What is expected: Go through the records and filter out every line lacking the word "検索広告のインプレッション"; copy the lines that remain.

(Records provided)

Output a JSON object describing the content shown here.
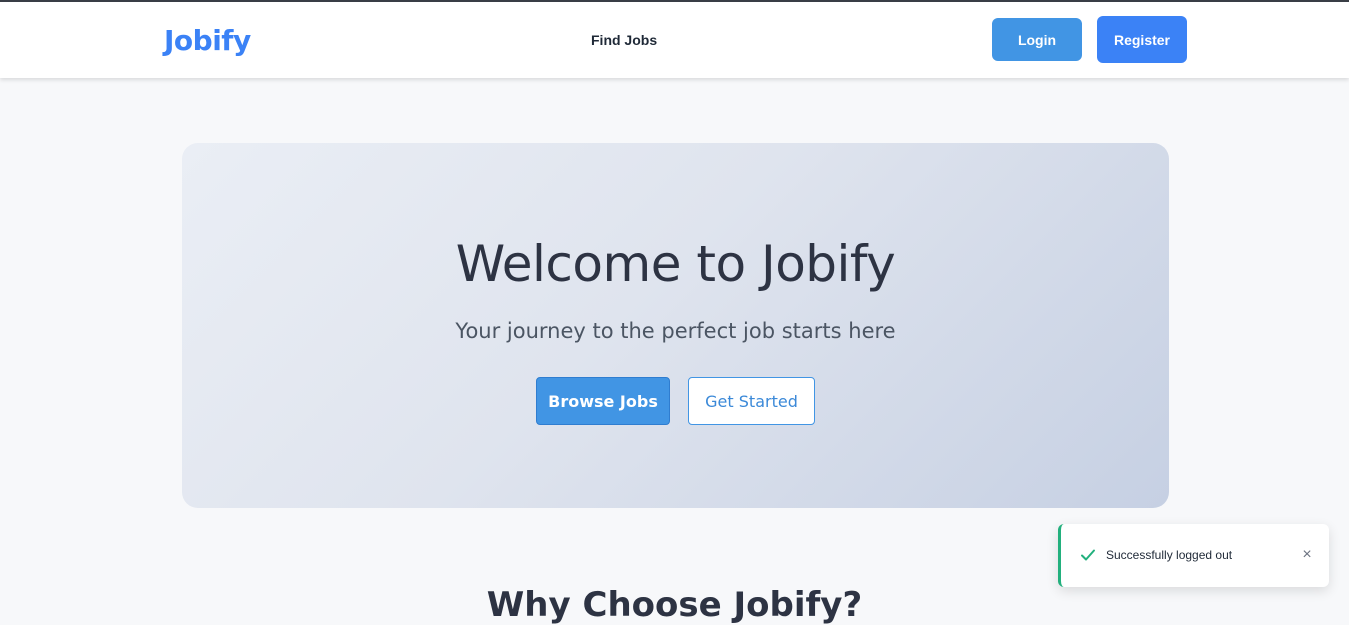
{
  "header": {
    "logo": "Jobify",
    "nav": {
      "find_jobs": "Find Jobs"
    },
    "login_label": "Login",
    "register_label": "Register"
  },
  "hero": {
    "title": "Welcome to Jobify",
    "subtitle": "Your journey to the perfect job starts here",
    "browse_label": "Browse Jobs",
    "started_label": "Get Started"
  },
  "section": {
    "title": "Why Choose Jobify?"
  },
  "toast": {
    "message": "Successfully logged out",
    "close": "×",
    "icon": "check-icon"
  },
  "colors": {
    "brand": "#3b82f6",
    "primary_button": "#4195e4",
    "success": "#22b07d"
  }
}
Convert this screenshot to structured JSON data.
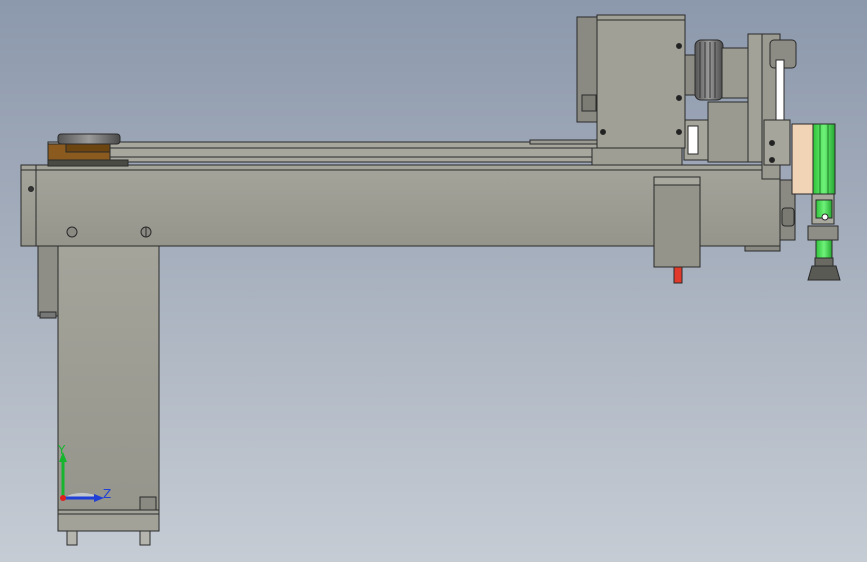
{
  "triad": {
    "x_label": "",
    "y_label": "Y",
    "z_label": "Z",
    "x_color": "#e0201c",
    "y_color": "#17b52e",
    "z_color": "#1f3fd6"
  },
  "model": {
    "body_color": "#9c9c93",
    "edge_color": "#2a2a2a",
    "accent_green": "#3fd84b",
    "accent_bronze": "#8b5a1e",
    "accent_red": "#e23a2a",
    "accent_cream": "#f1d3b6"
  }
}
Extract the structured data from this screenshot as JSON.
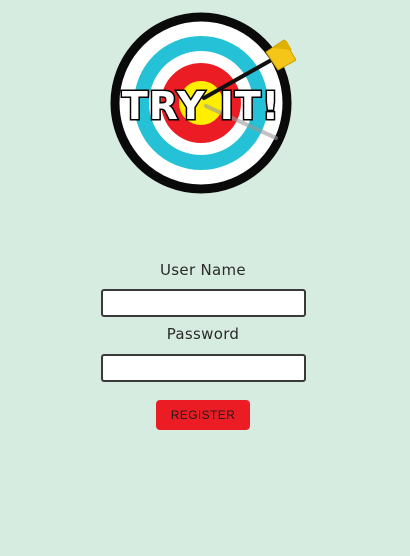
{
  "logo": {
    "text": "TRY IT!",
    "icon": "archery-target-with-arrow",
    "colors": {
      "outer_ring": "#0a0a0a",
      "cyan_ring": "#25c1d6",
      "red_ring": "#ec1c24",
      "bullseye": "#ffee00",
      "arrow_fletching": "#f5c518"
    }
  },
  "form": {
    "username_label": "User Name",
    "password_label": "Password",
    "username_value": "",
    "password_value": "",
    "register_label": "REGISTER"
  },
  "colors": {
    "background": "#d7ece1",
    "register_button": "#ec1c24"
  }
}
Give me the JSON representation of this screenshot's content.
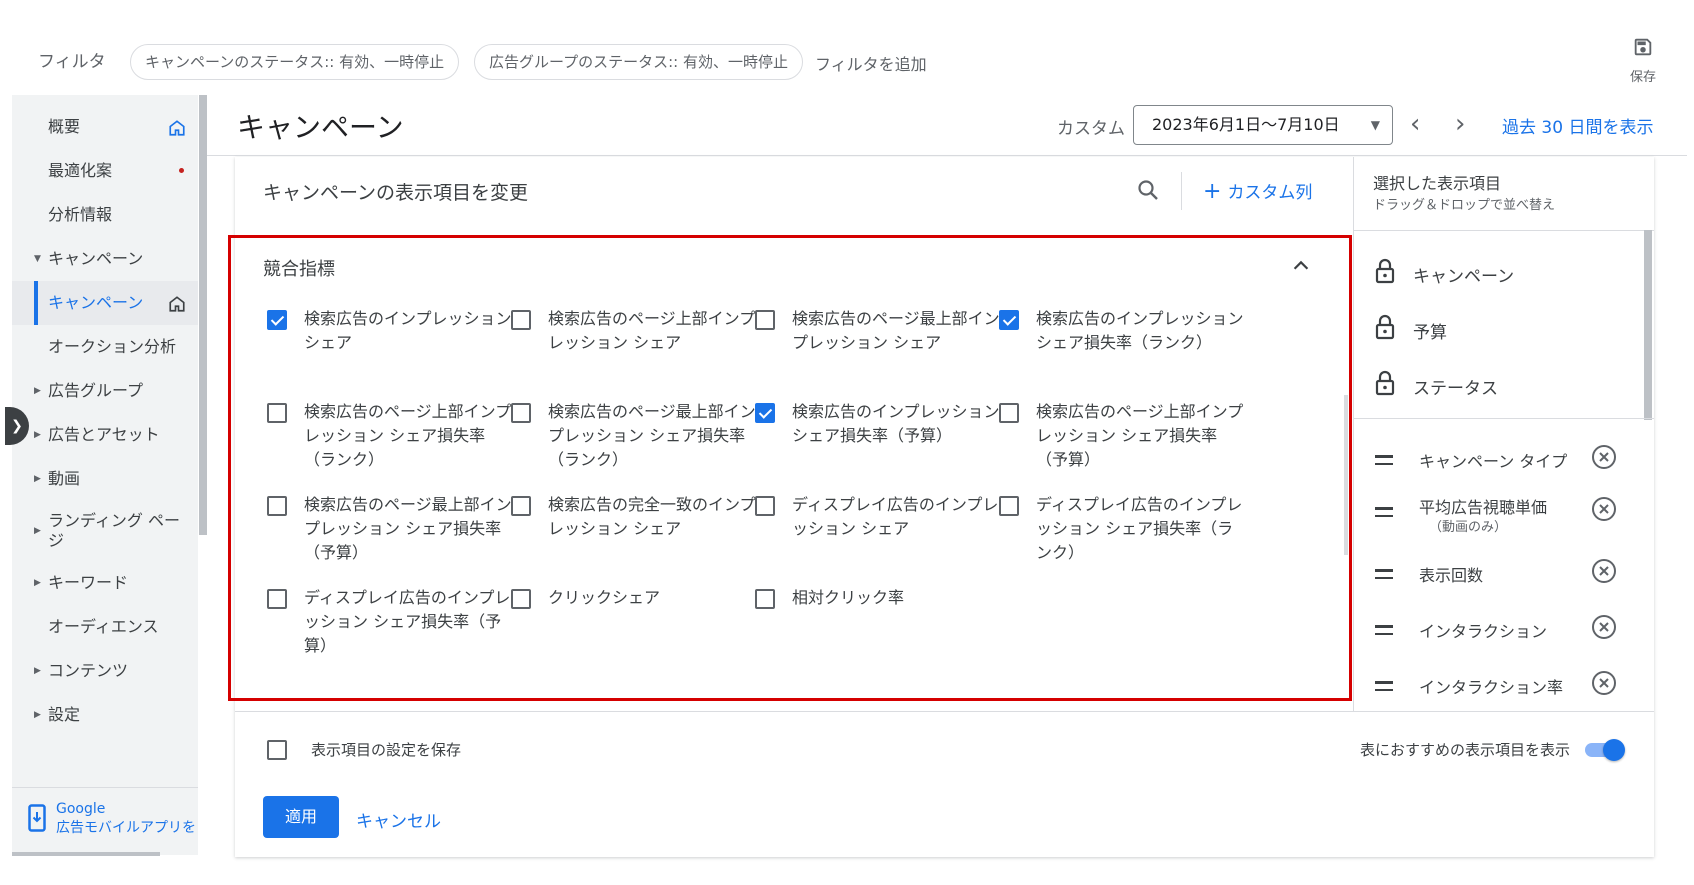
{
  "filter_bar": {
    "label": "フィルタ",
    "chips": [
      "キャンペーンのステータス:: 有効、一時停止",
      "広告グループのステータス:: 有効、一時停止"
    ],
    "add_filter": "フィルタを追加",
    "save_label": "保存"
  },
  "sidebar": {
    "items": [
      {
        "label": "概要",
        "arrow": ""
      },
      {
        "label": "最適化案",
        "arrow": ""
      },
      {
        "label": "分析情報",
        "arrow": ""
      },
      {
        "label": "キャンペーン",
        "arrow": "▼"
      },
      {
        "label": "キャンペーン",
        "arrow": ""
      },
      {
        "label": "オークション分析",
        "arrow": ""
      },
      {
        "label": "広告グループ",
        "arrow": "▶"
      },
      {
        "label": "広告とアセット",
        "arrow": "▶"
      },
      {
        "label": "動画",
        "arrow": "▶"
      },
      {
        "label": "ランディング ページ",
        "arrow": "▶"
      },
      {
        "label": "キーワード",
        "arrow": "▶"
      },
      {
        "label": "オーディエンス",
        "arrow": ""
      },
      {
        "label": "コンテンツ",
        "arrow": "▶"
      },
      {
        "label": "設定",
        "arrow": "▶"
      }
    ],
    "mobile_app": {
      "line1": "Google",
      "line2": "広告モバイルアプリを"
    }
  },
  "header": {
    "title": "キャンペーン",
    "range_label": "カスタム",
    "date_range": "2023年6月1日〜7月10日",
    "last_30": "過去 30 日間を表示"
  },
  "panel": {
    "title": "キャンペーンの表示項目を変更",
    "custom_column": "カスタム列",
    "section_title": "競合指標",
    "options": [
      {
        "label": "検索広告のインプレッション シェア",
        "checked": true
      },
      {
        "label": "検索広告のページ上部インプレッション シェア",
        "checked": false
      },
      {
        "label": "検索広告のページ最上部インプレッション シェア",
        "checked": false
      },
      {
        "label": "検索広告のインプレッション シェア損失率（ランク）",
        "checked": true
      },
      {
        "label": "検索広告のページ上部インプレッション シェア損失率（ランク）",
        "checked": false
      },
      {
        "label": "検索広告のページ最上部インプレッション シェア損失率（ランク）",
        "checked": false
      },
      {
        "label": "検索広告のインプレッション シェア損失率（予算）",
        "checked": true
      },
      {
        "label": "検索広告のページ上部インプレッション シェア損失率（予算）",
        "checked": false
      },
      {
        "label": "検索広告のページ最上部インプレッション シェア損失率（予算）",
        "checked": false
      },
      {
        "label": "検索広告の完全一致のインプレッション シェア",
        "checked": false
      },
      {
        "label": "ディスプレイ広告のインプレッション シェア",
        "checked": false
      },
      {
        "label": "ディスプレイ広告のインプレッション シェア損失率（ランク）",
        "checked": false
      },
      {
        "label": "ディスプレイ広告のインプレッション シェア損失率（予算）",
        "checked": false
      },
      {
        "label": "クリックシェア",
        "checked": false
      },
      {
        "label": "相対クリック率",
        "checked": false
      }
    ]
  },
  "selected_columns": {
    "title": "選択した表示項目",
    "subtitle": "ドラッグ＆ドロップで並べ替え",
    "locked": [
      "キャンペーン",
      "予算",
      "ステータス"
    ],
    "items": [
      {
        "label": "キャンペーン タイプ",
        "sub": ""
      },
      {
        "label": "平均広告視聴単価",
        "sub": "（動画のみ）"
      },
      {
        "label": "表示回数",
        "sub": ""
      },
      {
        "label": "インタラクション",
        "sub": ""
      },
      {
        "label": "インタラクション率",
        "sub": ""
      }
    ]
  },
  "footer": {
    "save_settings": "表示項目の設定を保存",
    "recommend": "表におすすめの表示項目を表示",
    "recommend_on": true,
    "apply": "適用",
    "cancel": "キャンセル"
  },
  "colors": {
    "accent": "#1a73e8",
    "highlight": "#d50000"
  }
}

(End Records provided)

Completed task:
        "label": "検索広告のインプレッション シェア",
        "label": "検索広告のインプレッション シェア損失率（ランク）",
        "label": "検索広告のインプレッション シェア損失率（予算）",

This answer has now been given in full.